The task: For every entry, output the exact wording.

Provided records:
[Start of section]

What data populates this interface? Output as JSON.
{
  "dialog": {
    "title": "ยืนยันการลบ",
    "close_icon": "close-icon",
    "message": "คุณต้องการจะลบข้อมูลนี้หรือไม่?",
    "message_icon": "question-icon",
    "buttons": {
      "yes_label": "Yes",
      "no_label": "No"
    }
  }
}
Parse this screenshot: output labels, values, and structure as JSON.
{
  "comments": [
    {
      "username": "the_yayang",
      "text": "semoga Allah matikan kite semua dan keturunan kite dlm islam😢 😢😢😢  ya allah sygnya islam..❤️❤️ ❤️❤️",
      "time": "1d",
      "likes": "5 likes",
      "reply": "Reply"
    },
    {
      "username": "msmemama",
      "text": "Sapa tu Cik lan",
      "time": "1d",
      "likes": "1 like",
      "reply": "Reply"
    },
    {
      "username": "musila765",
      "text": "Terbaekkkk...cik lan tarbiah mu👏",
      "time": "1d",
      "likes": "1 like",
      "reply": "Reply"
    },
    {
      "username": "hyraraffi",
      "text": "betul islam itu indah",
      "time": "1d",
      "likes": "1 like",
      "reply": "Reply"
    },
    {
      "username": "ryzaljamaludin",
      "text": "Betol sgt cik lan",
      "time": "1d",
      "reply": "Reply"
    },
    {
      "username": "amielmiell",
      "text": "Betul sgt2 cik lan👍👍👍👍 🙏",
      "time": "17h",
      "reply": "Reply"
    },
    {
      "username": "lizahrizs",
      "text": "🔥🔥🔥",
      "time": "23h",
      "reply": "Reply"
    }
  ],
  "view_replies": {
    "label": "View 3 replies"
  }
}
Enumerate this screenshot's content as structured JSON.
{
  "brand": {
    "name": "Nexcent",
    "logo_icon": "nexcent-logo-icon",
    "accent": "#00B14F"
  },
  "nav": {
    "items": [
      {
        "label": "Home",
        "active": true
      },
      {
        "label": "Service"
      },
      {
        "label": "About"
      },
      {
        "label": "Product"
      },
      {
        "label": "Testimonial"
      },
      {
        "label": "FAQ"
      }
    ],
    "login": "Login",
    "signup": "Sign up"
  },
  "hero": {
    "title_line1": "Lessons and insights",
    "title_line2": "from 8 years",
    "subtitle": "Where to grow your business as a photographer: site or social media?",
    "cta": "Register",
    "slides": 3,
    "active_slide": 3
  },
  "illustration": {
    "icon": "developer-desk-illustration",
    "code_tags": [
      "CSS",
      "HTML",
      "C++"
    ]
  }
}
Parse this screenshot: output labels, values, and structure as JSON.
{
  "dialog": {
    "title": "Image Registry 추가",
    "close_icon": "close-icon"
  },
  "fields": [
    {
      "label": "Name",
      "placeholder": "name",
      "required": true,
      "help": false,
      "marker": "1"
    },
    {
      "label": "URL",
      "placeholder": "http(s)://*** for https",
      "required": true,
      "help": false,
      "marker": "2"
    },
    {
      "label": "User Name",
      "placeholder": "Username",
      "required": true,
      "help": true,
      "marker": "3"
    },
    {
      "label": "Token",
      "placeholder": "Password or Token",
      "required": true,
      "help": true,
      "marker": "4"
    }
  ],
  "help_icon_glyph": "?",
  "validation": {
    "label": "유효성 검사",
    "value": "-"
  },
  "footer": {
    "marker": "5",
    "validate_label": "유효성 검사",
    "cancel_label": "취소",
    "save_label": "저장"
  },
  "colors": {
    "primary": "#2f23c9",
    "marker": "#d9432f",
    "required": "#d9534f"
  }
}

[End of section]

Solution to this problem:
What data populates this interface? Output as JSON.
{
  "dialog": {
    "title": "ยืนยันการลบ",
    "close_icon": "close-icon",
    "message": "คุณต้องการจะลบข้อมูลนี้หรือไม่?",
    "message_icon": "question-icon",
    "buttons": {
      "yes_label": "Yes",
      "no_label": "No"
    }
  }
}
Parse this screenshot: output labels, values, and structure as JSON.
{
  "comments": [
    {
      "username": "the_yayang",
      "text": "semoga Allah matikan kite semua dan keturunan kite dlm islam😢 😢😢😢  ya allah sygnya islam..❤️❤️ ❤️❤️",
      "time": "1d",
      "likes": "5 likes",
      "reply": "Reply"
    },
    {
      "username": "msmemama",
      "text": "Sapa tu Cik lan",
      "time": "1d",
      "likes": "1 like",
      "reply": "Reply"
    },
    {
      "username": "musila765",
      "text": "Terbaekkkk...cik lan tarbiah mu👏",
      "time": "1d",
      "likes": "1 like",
      "reply": "Reply"
    },
    {
      "username": "hyraraffi",
      "text": "betul islam itu indah",
      "time": "1d",
      "likes": "1 like",
      "reply": "Reply"
    },
    {
      "username": "ryzaljamaludin",
      "text": "Betol sgt cik lan",
      "time": "1d",
      "reply": "Reply"
    },
    {
      "username": "amielmiell",
      "text": "Betul sgt2 cik lan👍👍👍👍 🙏",
      "time": "17h",
      "reply": "Reply"
    },
    {
      "username": "lizahrizs",
      "text": "🔥🔥🔥",
      "time": "23h",
      "reply": "Reply"
    }
  ],
  "view_replies": {
    "label": "View 3 replies"
  }
}
Enumerate this screenshot's content as structured JSON.
{
  "brand": {
    "name": "Nexcent",
    "logo_icon": "nexcent-logo-icon",
    "accent": "#00B14F"
  },
  "nav": {
    "items": [
      {
        "label": "Home",
        "active": true
      },
      {
        "label": "Service"
      },
      {
        "label": "About"
      },
      {
        "label": "Product"
      },
      {
        "label": "Testimonial"
      },
      {
        "label": "FAQ"
      }
    ],
    "login": "Login",
    "signup": "Sign up"
  },
  "hero": {
    "title_line1": "Lessons and insights",
    "title_line2": "from 8 years",
    "subtitle": "Where to grow your business as a photographer: site or social media?",
    "cta": "Register",
    "slides": 3,
    "active_slide": 3
  },
  "illustration": {
    "icon": "developer-desk-illustration",
    "code_tags": [
      "CSS",
      "HTML",
      "C++"
    ]
  }
}
Parse this screenshot: output labels, values, and structure as JSON.
{
  "dialog": {
    "title": "Image Registry 추가",
    "close_icon": "close-icon"
  },
  "fields": [
    {
      "label": "Name",
      "placeholder": "name",
      "required": true,
      "help": false,
      "marker": "1"
    },
    {
      "label": "URL",
      "placeholder": "http(s)://*** for https",
      "required": true,
      "help": false,
      "marker": "2"
    },
    {
      "label": "User Name",
      "placeholder": "Username",
      "required": true,
      "help": true,
      "marker": "3"
    },
    {
      "label": "Token",
      "placeholder": "Password or Token",
      "required": true,
      "help": true,
      "marker": "4"
    }
  ],
  "help_icon_glyph": "?",
  "validation": {
    "label": "유효성 검사",
    "value": "-"
  },
  "footer": {
    "marker": "5",
    "validate_label": "유효성 검사",
    "cancel_label": "취소",
    "save_label": "저장"
  },
  "colors": {
    "primary": "#2f23c9",
    "marker": "#d9432f",
    "required": "#d9534f"
  }
}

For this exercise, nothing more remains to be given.